> [Activity]: Among the entries below, tally each line where the word "code" appears and state only the total.

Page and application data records
-- Opening Marker --
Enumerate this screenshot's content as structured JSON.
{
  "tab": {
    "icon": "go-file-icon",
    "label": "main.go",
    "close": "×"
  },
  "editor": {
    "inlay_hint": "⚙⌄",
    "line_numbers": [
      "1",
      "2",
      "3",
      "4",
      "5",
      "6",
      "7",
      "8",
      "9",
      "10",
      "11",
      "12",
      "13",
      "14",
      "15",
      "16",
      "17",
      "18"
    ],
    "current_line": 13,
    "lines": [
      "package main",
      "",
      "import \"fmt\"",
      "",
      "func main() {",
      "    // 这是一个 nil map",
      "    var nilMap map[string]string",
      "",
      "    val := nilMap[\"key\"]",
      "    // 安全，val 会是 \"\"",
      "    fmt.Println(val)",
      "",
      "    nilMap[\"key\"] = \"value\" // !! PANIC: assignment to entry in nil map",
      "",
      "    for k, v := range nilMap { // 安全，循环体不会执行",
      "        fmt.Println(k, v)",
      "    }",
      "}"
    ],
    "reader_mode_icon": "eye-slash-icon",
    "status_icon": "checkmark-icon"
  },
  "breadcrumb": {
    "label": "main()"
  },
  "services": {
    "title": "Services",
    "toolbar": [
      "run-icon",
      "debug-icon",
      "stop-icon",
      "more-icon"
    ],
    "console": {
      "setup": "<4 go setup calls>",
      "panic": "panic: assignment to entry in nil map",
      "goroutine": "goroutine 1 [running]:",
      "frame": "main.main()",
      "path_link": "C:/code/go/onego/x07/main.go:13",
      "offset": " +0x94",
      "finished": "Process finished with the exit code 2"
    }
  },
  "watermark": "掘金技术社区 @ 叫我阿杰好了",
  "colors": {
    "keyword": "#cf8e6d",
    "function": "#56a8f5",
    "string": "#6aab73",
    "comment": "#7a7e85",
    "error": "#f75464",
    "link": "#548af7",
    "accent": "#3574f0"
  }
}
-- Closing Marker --
> [The completed task]: 2